**Activity**. Only the lines of the data holding the string "number" need to be returned.

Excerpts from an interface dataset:
»»
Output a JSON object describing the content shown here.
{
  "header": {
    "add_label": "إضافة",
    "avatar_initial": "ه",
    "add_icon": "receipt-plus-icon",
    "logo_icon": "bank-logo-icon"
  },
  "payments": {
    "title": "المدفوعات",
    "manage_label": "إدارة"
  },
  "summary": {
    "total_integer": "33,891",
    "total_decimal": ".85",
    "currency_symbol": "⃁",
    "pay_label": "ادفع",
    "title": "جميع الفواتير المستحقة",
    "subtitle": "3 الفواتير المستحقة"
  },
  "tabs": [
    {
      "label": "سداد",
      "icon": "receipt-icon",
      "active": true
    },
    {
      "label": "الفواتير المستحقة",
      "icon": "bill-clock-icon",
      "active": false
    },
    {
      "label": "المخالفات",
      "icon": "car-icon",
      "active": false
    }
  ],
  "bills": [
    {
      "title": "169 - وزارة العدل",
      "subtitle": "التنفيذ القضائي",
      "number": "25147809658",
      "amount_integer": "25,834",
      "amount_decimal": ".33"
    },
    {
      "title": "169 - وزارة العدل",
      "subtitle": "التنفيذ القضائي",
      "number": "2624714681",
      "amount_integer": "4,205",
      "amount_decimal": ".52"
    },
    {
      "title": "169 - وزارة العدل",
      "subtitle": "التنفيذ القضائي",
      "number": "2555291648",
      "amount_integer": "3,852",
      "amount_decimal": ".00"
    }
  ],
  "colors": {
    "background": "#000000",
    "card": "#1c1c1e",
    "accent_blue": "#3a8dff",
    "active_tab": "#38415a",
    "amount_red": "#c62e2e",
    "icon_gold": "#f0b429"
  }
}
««
**The completed task**.
      "number": "25147809658",
      "number": "2624714681",
      "number": "2555291648",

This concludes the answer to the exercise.